Work to complete ::
Pictures are to be dropped from the copy. Retype the listing exactly.

Exercise materials ::
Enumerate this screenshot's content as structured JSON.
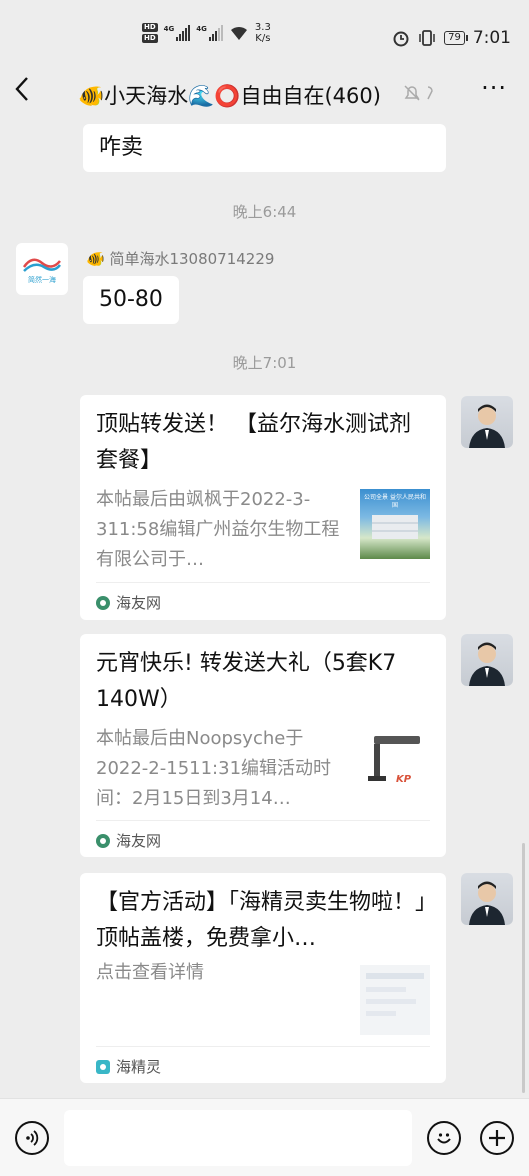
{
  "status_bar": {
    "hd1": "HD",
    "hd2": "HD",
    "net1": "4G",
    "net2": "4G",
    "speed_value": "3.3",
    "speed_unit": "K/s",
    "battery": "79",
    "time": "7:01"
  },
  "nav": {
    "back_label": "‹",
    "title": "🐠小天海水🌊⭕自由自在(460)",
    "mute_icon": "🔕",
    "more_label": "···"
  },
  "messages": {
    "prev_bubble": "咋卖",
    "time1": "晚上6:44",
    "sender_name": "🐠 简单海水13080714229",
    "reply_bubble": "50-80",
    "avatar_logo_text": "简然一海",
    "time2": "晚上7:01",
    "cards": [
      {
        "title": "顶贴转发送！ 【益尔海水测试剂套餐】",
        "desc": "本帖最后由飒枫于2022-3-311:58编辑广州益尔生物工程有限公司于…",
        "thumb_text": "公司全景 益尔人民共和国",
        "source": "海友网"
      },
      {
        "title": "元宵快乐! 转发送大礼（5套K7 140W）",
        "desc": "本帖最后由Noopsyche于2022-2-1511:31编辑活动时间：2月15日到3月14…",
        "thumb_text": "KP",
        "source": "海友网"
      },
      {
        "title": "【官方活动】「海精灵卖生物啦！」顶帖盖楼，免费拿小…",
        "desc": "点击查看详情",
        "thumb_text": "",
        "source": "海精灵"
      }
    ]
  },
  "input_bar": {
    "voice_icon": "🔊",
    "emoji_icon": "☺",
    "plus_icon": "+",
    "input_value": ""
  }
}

Your response ::
Enumerate this screenshot's content as structured JSON.
{
  "status_bar": {
    "hd1": "HD",
    "hd2": "HD",
    "net1": "4G",
    "net2": "4G",
    "speed_value": "3.3",
    "speed_unit": "K/s",
    "battery": "79",
    "time": "7:01"
  },
  "nav": {
    "back_label": "‹",
    "title": "🐠小天海水🌊⭕自由自在(460)",
    "mute_icon": "🔕",
    "more_label": "···"
  },
  "messages": {
    "prev_bubble": "咋卖",
    "time1": "晚上6:44",
    "sender_name": "🐠 简单海水13080714229",
    "reply_bubble": "50-80",
    "avatar_logo_text": "简然一海",
    "time2": "晚上7:01",
    "cards": [
      {
        "title": "顶贴转发送！ 【益尔海水测试剂套餐】",
        "desc": "本帖最后由飒枫于2022-3-311:58编辑广州益尔生物工程有限公司于…",
        "thumb_text": "公司全景 益尔人民共和国",
        "source": "海友网"
      },
      {
        "title": "元宵快乐! 转发送大礼（5套K7 140W）",
        "desc": "本帖最后由Noopsyche于2022-2-1511:31编辑活动时间：2月15日到3月14…",
        "thumb_text": "KP",
        "source": "海友网"
      },
      {
        "title": "【官方活动】「海精灵卖生物啦！」顶帖盖楼，免费拿小…",
        "desc": "点击查看详情",
        "thumb_text": "",
        "source": "海精灵"
      }
    ]
  },
  "input_bar": {
    "voice_icon": "🔊",
    "emoji_icon": "☺",
    "plus_icon": "+",
    "input_value": ""
  }
}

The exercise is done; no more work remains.